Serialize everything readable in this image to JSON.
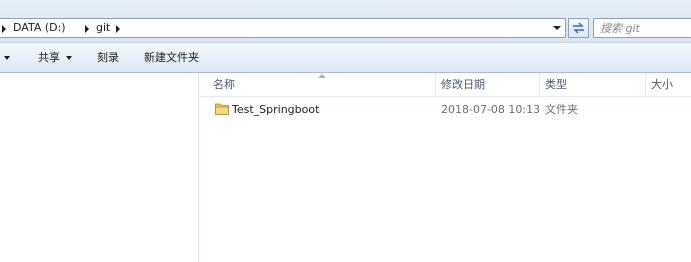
{
  "address_bar": {
    "crumbs": [
      "DATA (D:)",
      "git"
    ],
    "search_placeholder": "搜索 git"
  },
  "command_bar": {
    "share_label": "共享",
    "burn_label": "刻录",
    "new_folder_label": "新建文件夹"
  },
  "columns": {
    "name": "名称",
    "modified": "修改日期",
    "type": "类型",
    "size": "大小"
  },
  "files": [
    {
      "name": "Test_Springboot",
      "modified": "2018-07-08 10:13",
      "type": "文件夹",
      "size": ""
    }
  ],
  "colors": {
    "toolbar_top": "#f4f8fc",
    "toolbar_bottom": "#dce7f4",
    "folder": "#e8c15a",
    "header_text": "#4d5b6f"
  }
}
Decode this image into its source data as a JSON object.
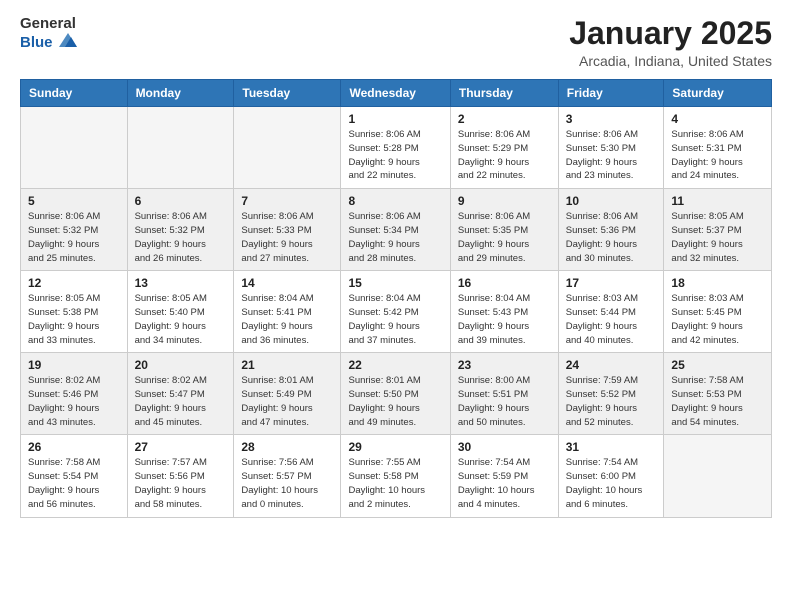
{
  "header": {
    "logo_general": "General",
    "logo_blue": "Blue",
    "title": "January 2025",
    "subtitle": "Arcadia, Indiana, United States"
  },
  "days_of_week": [
    "Sunday",
    "Monday",
    "Tuesday",
    "Wednesday",
    "Thursday",
    "Friday",
    "Saturday"
  ],
  "weeks": [
    [
      {
        "day": "",
        "info": ""
      },
      {
        "day": "",
        "info": ""
      },
      {
        "day": "",
        "info": ""
      },
      {
        "day": "1",
        "info": "Sunrise: 8:06 AM\nSunset: 5:28 PM\nDaylight: 9 hours\nand 22 minutes."
      },
      {
        "day": "2",
        "info": "Sunrise: 8:06 AM\nSunset: 5:29 PM\nDaylight: 9 hours\nand 22 minutes."
      },
      {
        "day": "3",
        "info": "Sunrise: 8:06 AM\nSunset: 5:30 PM\nDaylight: 9 hours\nand 23 minutes."
      },
      {
        "day": "4",
        "info": "Sunrise: 8:06 AM\nSunset: 5:31 PM\nDaylight: 9 hours\nand 24 minutes."
      }
    ],
    [
      {
        "day": "5",
        "info": "Sunrise: 8:06 AM\nSunset: 5:32 PM\nDaylight: 9 hours\nand 25 minutes."
      },
      {
        "day": "6",
        "info": "Sunrise: 8:06 AM\nSunset: 5:32 PM\nDaylight: 9 hours\nand 26 minutes."
      },
      {
        "day": "7",
        "info": "Sunrise: 8:06 AM\nSunset: 5:33 PM\nDaylight: 9 hours\nand 27 minutes."
      },
      {
        "day": "8",
        "info": "Sunrise: 8:06 AM\nSunset: 5:34 PM\nDaylight: 9 hours\nand 28 minutes."
      },
      {
        "day": "9",
        "info": "Sunrise: 8:06 AM\nSunset: 5:35 PM\nDaylight: 9 hours\nand 29 minutes."
      },
      {
        "day": "10",
        "info": "Sunrise: 8:06 AM\nSunset: 5:36 PM\nDaylight: 9 hours\nand 30 minutes."
      },
      {
        "day": "11",
        "info": "Sunrise: 8:05 AM\nSunset: 5:37 PM\nDaylight: 9 hours\nand 32 minutes."
      }
    ],
    [
      {
        "day": "12",
        "info": "Sunrise: 8:05 AM\nSunset: 5:38 PM\nDaylight: 9 hours\nand 33 minutes."
      },
      {
        "day": "13",
        "info": "Sunrise: 8:05 AM\nSunset: 5:40 PM\nDaylight: 9 hours\nand 34 minutes."
      },
      {
        "day": "14",
        "info": "Sunrise: 8:04 AM\nSunset: 5:41 PM\nDaylight: 9 hours\nand 36 minutes."
      },
      {
        "day": "15",
        "info": "Sunrise: 8:04 AM\nSunset: 5:42 PM\nDaylight: 9 hours\nand 37 minutes."
      },
      {
        "day": "16",
        "info": "Sunrise: 8:04 AM\nSunset: 5:43 PM\nDaylight: 9 hours\nand 39 minutes."
      },
      {
        "day": "17",
        "info": "Sunrise: 8:03 AM\nSunset: 5:44 PM\nDaylight: 9 hours\nand 40 minutes."
      },
      {
        "day": "18",
        "info": "Sunrise: 8:03 AM\nSunset: 5:45 PM\nDaylight: 9 hours\nand 42 minutes."
      }
    ],
    [
      {
        "day": "19",
        "info": "Sunrise: 8:02 AM\nSunset: 5:46 PM\nDaylight: 9 hours\nand 43 minutes."
      },
      {
        "day": "20",
        "info": "Sunrise: 8:02 AM\nSunset: 5:47 PM\nDaylight: 9 hours\nand 45 minutes."
      },
      {
        "day": "21",
        "info": "Sunrise: 8:01 AM\nSunset: 5:49 PM\nDaylight: 9 hours\nand 47 minutes."
      },
      {
        "day": "22",
        "info": "Sunrise: 8:01 AM\nSunset: 5:50 PM\nDaylight: 9 hours\nand 49 minutes."
      },
      {
        "day": "23",
        "info": "Sunrise: 8:00 AM\nSunset: 5:51 PM\nDaylight: 9 hours\nand 50 minutes."
      },
      {
        "day": "24",
        "info": "Sunrise: 7:59 AM\nSunset: 5:52 PM\nDaylight: 9 hours\nand 52 minutes."
      },
      {
        "day": "25",
        "info": "Sunrise: 7:58 AM\nSunset: 5:53 PM\nDaylight: 9 hours\nand 54 minutes."
      }
    ],
    [
      {
        "day": "26",
        "info": "Sunrise: 7:58 AM\nSunset: 5:54 PM\nDaylight: 9 hours\nand 56 minutes."
      },
      {
        "day": "27",
        "info": "Sunrise: 7:57 AM\nSunset: 5:56 PM\nDaylight: 9 hours\nand 58 minutes."
      },
      {
        "day": "28",
        "info": "Sunrise: 7:56 AM\nSunset: 5:57 PM\nDaylight: 10 hours\nand 0 minutes."
      },
      {
        "day": "29",
        "info": "Sunrise: 7:55 AM\nSunset: 5:58 PM\nDaylight: 10 hours\nand 2 minutes."
      },
      {
        "day": "30",
        "info": "Sunrise: 7:54 AM\nSunset: 5:59 PM\nDaylight: 10 hours\nand 4 minutes."
      },
      {
        "day": "31",
        "info": "Sunrise: 7:54 AM\nSunset: 6:00 PM\nDaylight: 10 hours\nand 6 minutes."
      },
      {
        "day": "",
        "info": ""
      }
    ]
  ]
}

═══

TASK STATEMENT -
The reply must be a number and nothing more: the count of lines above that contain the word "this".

ANSWER FOR THE TASK -
2